In June 2022, the ICO announced that they would generally rely on their wider powers of warnings, reprimands and enforcement notices when dealing with public sector GDPR breaches, and would only issue fines in the most serious of cases. It is slightly unclear whether primary care providers would be regarded as public sector for these purposes, as the ICO used the terms public authority (which most practices are) and public sector (which most are not) interchangeably, but at least initially we would expect the ICO to err towards reprimands.

Primary Care providers may not consider receiving an ICO enforcement notice or a reprimand to be overly serious (and it will certainly be preferable to a fine), but the ICO publishes the enforcement action it takes on its website, which is constantly monitored by the media and claimant solicitors. 

Providers who receive an ICO enforcement notice or reprimand may therefore quickly find themselves under the media spotlight and in receipt of damages claims from solicitors representing affected data subjects. It will be very hard to defend any data breach claim if the ICO has already published that you are not complying with the GDPR.

Top tips to avoid an ICO reprimand 

We suggest that you carry out a thorough and regular review of your policies, procedures and training and document the outcome of each review. You may wish to prioritise the following: 

  1. all data protection policies, procedures and staff guidance and training, particularly those relating to the management of data subject requests and requests for access to medical records
  2. those policies and procedures relating to the removal and redaction of third party and non-personal data and those for data disclosure and sharing
  3. procedures and training on how to detect and report a personal data breach 
  4. staff data protection instruction and training to confirm that it complies with the ICO’s Accountability Framework.  Particular attention should be given to the training of those responsible for managing data subject requests, the removal and redaction of data and the disclosure and sharing of personal data.
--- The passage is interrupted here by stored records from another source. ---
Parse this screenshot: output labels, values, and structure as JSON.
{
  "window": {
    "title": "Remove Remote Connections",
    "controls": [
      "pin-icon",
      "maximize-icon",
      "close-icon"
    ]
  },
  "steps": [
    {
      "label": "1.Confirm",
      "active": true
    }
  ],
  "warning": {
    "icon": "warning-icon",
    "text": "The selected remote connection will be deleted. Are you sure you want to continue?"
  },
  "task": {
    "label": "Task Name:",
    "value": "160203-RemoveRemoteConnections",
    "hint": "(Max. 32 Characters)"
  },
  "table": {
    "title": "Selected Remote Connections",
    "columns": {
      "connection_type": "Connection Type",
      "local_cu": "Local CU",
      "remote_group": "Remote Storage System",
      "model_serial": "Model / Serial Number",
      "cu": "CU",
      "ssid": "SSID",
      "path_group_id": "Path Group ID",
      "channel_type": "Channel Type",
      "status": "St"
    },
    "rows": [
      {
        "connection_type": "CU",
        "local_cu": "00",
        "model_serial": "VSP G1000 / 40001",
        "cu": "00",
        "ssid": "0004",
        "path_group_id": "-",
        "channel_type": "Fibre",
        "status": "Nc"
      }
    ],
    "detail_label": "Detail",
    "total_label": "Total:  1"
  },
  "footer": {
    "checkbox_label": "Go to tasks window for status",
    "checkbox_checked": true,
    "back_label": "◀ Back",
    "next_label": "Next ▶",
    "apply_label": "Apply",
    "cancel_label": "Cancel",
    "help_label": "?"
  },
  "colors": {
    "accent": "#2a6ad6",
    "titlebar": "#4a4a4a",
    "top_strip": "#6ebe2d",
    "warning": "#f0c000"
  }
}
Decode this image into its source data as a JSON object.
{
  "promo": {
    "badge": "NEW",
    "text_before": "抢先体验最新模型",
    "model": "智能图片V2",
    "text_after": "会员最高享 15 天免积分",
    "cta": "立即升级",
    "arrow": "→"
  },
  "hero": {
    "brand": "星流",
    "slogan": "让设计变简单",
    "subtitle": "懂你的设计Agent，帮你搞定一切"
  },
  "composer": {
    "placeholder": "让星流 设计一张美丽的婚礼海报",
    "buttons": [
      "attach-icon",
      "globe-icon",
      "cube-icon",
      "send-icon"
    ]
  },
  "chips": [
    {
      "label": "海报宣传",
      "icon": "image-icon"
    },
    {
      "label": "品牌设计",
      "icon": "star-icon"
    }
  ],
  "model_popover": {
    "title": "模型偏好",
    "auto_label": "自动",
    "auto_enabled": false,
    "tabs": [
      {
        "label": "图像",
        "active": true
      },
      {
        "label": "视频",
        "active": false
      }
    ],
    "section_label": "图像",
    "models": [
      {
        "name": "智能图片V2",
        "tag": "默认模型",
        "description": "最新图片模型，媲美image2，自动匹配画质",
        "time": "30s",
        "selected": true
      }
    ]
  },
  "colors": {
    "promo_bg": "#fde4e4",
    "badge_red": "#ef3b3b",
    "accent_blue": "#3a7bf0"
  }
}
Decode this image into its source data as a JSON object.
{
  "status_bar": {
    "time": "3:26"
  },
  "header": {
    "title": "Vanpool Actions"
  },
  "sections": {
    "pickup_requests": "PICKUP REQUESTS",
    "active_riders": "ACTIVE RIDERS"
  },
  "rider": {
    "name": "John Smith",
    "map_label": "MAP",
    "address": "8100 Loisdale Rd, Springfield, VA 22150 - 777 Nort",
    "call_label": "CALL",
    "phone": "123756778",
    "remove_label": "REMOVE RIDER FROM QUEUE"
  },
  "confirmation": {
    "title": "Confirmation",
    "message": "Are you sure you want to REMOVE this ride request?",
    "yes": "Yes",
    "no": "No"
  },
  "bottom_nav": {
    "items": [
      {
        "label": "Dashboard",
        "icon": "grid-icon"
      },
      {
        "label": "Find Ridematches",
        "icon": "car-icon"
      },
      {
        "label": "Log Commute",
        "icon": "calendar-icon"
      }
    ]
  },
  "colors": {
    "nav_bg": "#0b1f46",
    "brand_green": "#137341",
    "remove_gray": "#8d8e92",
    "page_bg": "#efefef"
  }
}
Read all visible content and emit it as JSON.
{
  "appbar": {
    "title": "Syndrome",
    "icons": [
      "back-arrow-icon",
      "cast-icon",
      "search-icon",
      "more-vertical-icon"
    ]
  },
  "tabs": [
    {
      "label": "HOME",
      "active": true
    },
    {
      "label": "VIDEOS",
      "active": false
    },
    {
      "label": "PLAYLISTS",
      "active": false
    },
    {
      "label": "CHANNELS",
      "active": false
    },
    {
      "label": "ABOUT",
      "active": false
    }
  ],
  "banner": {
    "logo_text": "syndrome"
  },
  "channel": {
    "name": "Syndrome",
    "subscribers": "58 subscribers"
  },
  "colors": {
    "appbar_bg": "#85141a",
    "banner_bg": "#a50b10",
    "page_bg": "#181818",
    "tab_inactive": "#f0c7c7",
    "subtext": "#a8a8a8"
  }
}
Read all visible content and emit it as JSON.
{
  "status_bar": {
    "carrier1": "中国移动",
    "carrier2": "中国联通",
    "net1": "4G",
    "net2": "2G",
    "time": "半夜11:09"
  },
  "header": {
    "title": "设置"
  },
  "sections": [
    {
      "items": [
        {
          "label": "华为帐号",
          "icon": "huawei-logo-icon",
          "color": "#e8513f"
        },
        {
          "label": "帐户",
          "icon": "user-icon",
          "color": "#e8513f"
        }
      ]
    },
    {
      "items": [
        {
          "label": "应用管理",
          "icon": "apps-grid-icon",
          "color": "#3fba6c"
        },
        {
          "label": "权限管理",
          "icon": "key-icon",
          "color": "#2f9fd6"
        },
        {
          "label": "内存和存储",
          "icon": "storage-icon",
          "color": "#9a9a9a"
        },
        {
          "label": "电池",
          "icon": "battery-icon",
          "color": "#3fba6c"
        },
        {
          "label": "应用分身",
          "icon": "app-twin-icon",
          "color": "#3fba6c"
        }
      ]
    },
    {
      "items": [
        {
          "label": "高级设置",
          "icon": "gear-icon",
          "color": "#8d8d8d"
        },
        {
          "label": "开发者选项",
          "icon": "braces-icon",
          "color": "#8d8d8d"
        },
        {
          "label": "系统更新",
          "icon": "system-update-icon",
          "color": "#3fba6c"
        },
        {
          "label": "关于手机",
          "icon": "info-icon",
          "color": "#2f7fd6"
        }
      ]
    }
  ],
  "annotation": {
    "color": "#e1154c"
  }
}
Data protection legislation is a complex but increasingly litigious area, and practices are particularly at risk of claims because they hold such sensitive personal data. LMCs, PCNs and primary care providers who require further information on anything covered in this article, or who would like a confidential conversation about complying with the GDPR’s Article 5 requirements can contact Nils Christiansen on 01483 511555 or send an email to enquiries@drsolicitors.com